▶ _DATA SHOWN_:
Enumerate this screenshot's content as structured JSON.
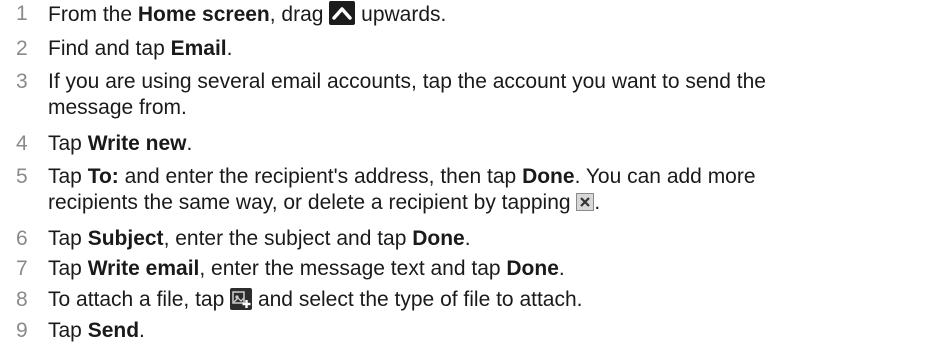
{
  "steps": [
    {
      "num": "1",
      "a": "From the ",
      "b": "Home screen",
      "c": ", drag ",
      "d": " upwards."
    },
    {
      "num": "2",
      "a": "Find and tap ",
      "b": "Email",
      "c": "."
    },
    {
      "num": "3",
      "line1": "If you are using several email accounts, tap the account you want to send the",
      "line2": "message from."
    },
    {
      "num": "4",
      "a": "Tap ",
      "b": "Write new",
      "c": "."
    },
    {
      "num": "5",
      "a": "Tap ",
      "b": "To:",
      "c": " and enter the recipient's address, then tap ",
      "d": "Done",
      "e": ". You can add more",
      "line2a": "recipients the same way, or delete a recipient by tapping ",
      "line2b": "."
    },
    {
      "num": "6",
      "a": "Tap ",
      "b": "Subject",
      "c": ", enter the subject and tap ",
      "d": "Done",
      "e": "."
    },
    {
      "num": "7",
      "a": "Tap ",
      "b": "Write email",
      "c": ", enter the message text and tap ",
      "d": "Done",
      "e": "."
    },
    {
      "num": "8",
      "a": "To attach a file, tap ",
      "c": " and select the type of file to attach."
    },
    {
      "num": "9",
      "a": "Tap ",
      "b": "Send",
      "c": "."
    }
  ],
  "icons": {
    "step1": "arrow-up-icon",
    "step5": "delete-recipient-icon",
    "step8": "attach-icon"
  }
}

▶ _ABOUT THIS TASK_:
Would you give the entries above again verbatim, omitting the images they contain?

▶ _THE COMPLETED TASK_:
Enumerate this screenshot's content as structured JSON.
{
  "steps": [
    {
      "num": "1",
      "a": "From the ",
      "b": "Home screen",
      "c": ", drag ",
      "d": " upwards."
    },
    {
      "num": "2",
      "a": "Find and tap ",
      "b": "Email",
      "c": "."
    },
    {
      "num": "3",
      "line1": "If you are using several email accounts, tap the account you want to send the",
      "line2": "message from."
    },
    {
      "num": "4",
      "a": "Tap ",
      "b": "Write new",
      "c": "."
    },
    {
      "num": "5",
      "a": "Tap ",
      "b": "To:",
      "c": " and enter the recipient's address, then tap ",
      "d": "Done",
      "e": ". You can add more",
      "line2a": "recipients the same way, or delete a recipient by tapping ",
      "line2b": "."
    },
    {
      "num": "6",
      "a": "Tap ",
      "b": "Subject",
      "c": ", enter the subject and tap ",
      "d": "Done",
      "e": "."
    },
    {
      "num": "7",
      "a": "Tap ",
      "b": "Write email",
      "c": ", enter the message text and tap ",
      "d": "Done",
      "e": "."
    },
    {
      "num": "8",
      "a": "To attach a file, tap ",
      "c": " and select the type of file to attach."
    },
    {
      "num": "9",
      "a": "Tap ",
      "b": "Send",
      "c": "."
    }
  ],
  "icons": {
    "step1": "arrow-up-icon",
    "step5": "delete-recipient-icon",
    "step8": "attach-icon"
  }
}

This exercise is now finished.